Exercise brief –
Report how many lines of the following entries include the string "Directive"; respond with the number alone.
##############################
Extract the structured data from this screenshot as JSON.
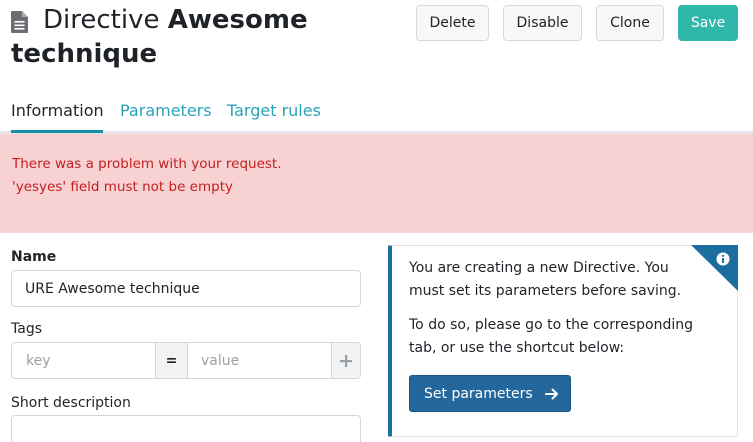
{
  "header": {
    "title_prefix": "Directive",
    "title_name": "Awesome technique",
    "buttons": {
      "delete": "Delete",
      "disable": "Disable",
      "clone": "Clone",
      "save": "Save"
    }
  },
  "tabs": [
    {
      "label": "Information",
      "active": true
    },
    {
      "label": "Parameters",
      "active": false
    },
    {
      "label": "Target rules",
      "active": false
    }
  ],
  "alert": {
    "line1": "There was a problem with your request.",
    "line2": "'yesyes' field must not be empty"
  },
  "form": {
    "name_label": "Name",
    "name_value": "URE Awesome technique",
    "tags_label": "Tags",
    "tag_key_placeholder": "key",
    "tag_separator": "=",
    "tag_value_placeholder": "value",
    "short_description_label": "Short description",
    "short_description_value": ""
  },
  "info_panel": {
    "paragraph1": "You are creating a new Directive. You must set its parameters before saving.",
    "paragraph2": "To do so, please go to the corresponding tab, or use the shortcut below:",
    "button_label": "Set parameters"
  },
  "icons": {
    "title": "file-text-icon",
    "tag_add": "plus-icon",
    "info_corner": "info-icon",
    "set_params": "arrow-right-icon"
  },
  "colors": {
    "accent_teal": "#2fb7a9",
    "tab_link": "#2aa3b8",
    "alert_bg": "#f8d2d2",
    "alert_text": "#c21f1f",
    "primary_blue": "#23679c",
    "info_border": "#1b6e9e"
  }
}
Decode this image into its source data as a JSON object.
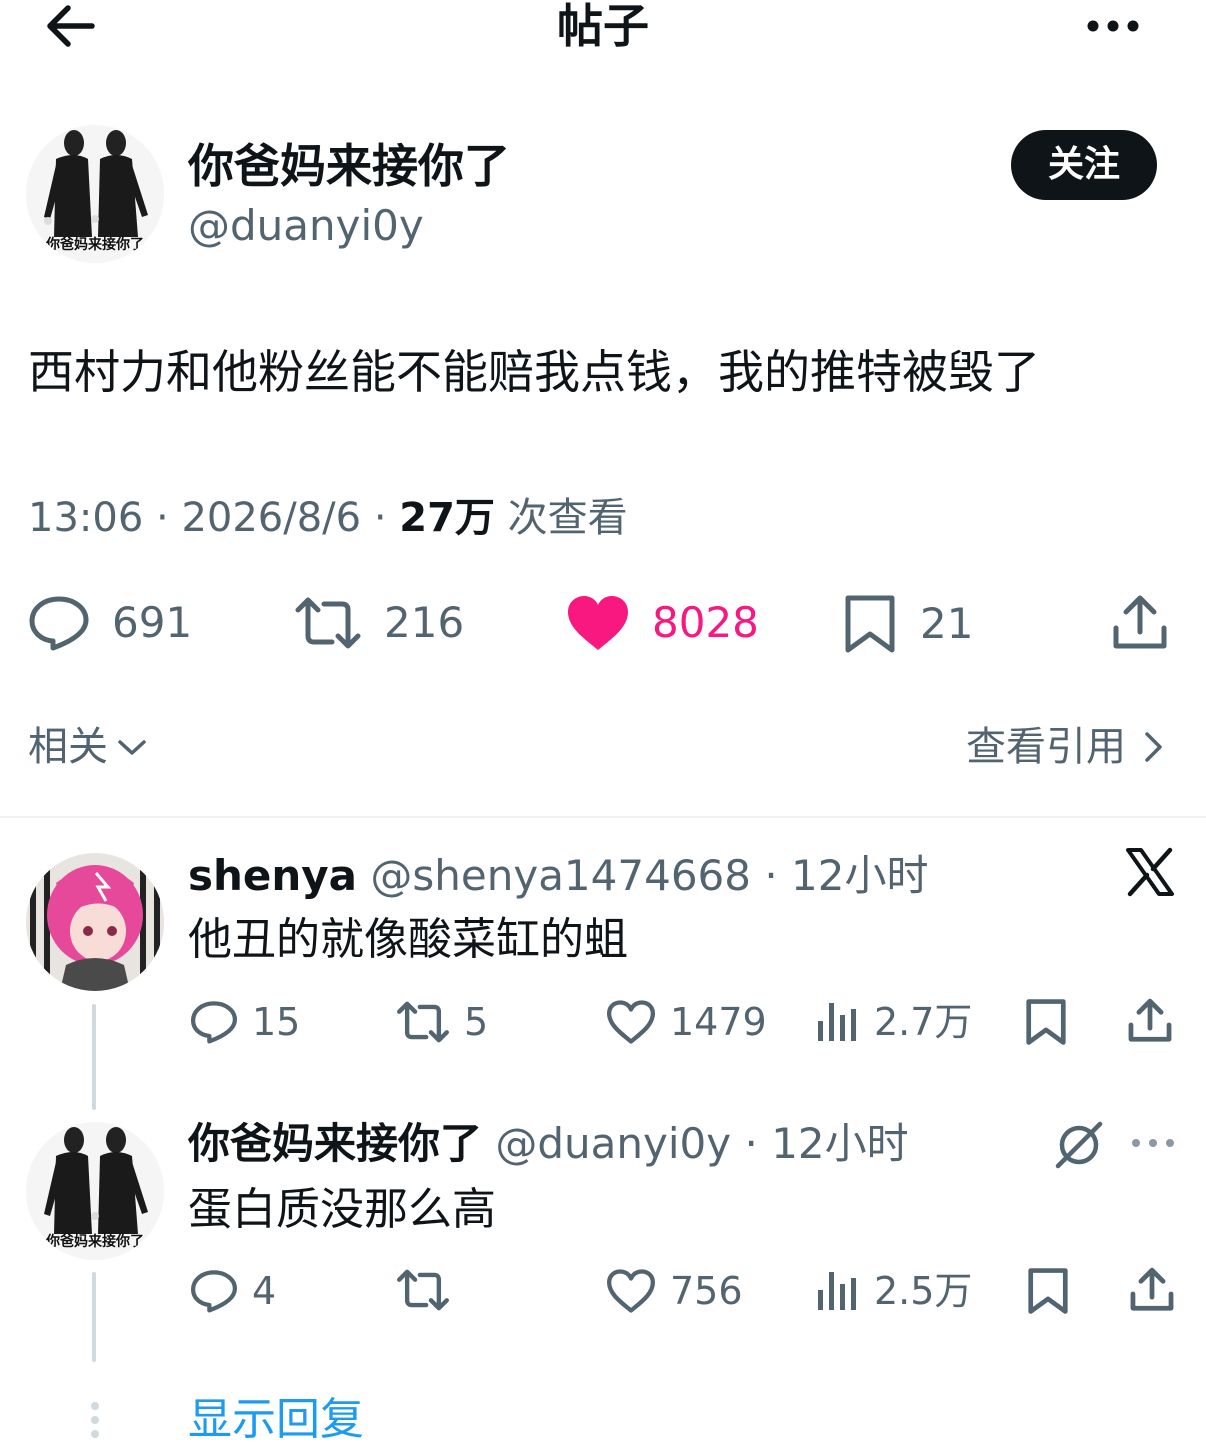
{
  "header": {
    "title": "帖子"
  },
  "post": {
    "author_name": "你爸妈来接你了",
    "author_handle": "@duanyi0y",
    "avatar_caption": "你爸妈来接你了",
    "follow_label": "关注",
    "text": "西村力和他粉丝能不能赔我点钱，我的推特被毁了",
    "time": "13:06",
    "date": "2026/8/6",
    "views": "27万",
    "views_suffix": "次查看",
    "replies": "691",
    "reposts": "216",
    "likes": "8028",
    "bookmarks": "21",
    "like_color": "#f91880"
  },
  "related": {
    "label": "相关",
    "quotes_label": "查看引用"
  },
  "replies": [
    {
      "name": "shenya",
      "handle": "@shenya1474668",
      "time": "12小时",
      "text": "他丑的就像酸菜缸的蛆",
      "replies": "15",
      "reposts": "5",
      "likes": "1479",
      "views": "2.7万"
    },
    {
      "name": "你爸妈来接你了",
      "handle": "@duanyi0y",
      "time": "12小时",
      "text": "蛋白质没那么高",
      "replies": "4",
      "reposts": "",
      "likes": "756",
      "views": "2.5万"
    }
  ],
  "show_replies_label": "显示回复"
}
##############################
Task output –
2